* Work to complete
Report every line below that holds the word "edit".

Dataset rows for apps and sites:
• • • • •
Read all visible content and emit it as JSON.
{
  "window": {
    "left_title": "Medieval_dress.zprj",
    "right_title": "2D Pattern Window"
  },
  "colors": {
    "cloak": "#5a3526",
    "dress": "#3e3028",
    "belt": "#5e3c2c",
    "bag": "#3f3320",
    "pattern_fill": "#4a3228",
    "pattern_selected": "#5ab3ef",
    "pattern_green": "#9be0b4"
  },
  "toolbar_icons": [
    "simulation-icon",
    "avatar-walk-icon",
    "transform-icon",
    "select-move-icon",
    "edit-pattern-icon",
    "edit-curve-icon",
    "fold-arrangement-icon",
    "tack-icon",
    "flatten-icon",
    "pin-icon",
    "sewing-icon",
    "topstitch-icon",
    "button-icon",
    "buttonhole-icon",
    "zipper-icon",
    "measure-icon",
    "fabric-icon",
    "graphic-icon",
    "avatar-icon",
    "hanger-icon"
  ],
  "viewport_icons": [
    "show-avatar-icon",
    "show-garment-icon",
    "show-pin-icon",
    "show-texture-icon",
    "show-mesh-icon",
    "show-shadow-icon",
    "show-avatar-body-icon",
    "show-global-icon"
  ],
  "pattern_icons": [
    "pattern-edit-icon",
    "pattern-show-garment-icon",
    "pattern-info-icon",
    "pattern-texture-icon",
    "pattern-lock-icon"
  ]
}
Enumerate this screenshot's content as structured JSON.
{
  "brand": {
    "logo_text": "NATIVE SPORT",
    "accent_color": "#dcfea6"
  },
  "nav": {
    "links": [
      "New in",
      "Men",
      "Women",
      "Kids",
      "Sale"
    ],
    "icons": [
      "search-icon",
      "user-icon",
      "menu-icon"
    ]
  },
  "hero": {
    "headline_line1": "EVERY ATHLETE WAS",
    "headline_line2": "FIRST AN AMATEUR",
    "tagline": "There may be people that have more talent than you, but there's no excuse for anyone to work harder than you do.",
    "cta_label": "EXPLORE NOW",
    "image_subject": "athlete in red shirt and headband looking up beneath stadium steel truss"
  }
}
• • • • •
* Response box
    "edit-pattern-icon",
    "edit-curve-icon",
    "pattern-edit-icon",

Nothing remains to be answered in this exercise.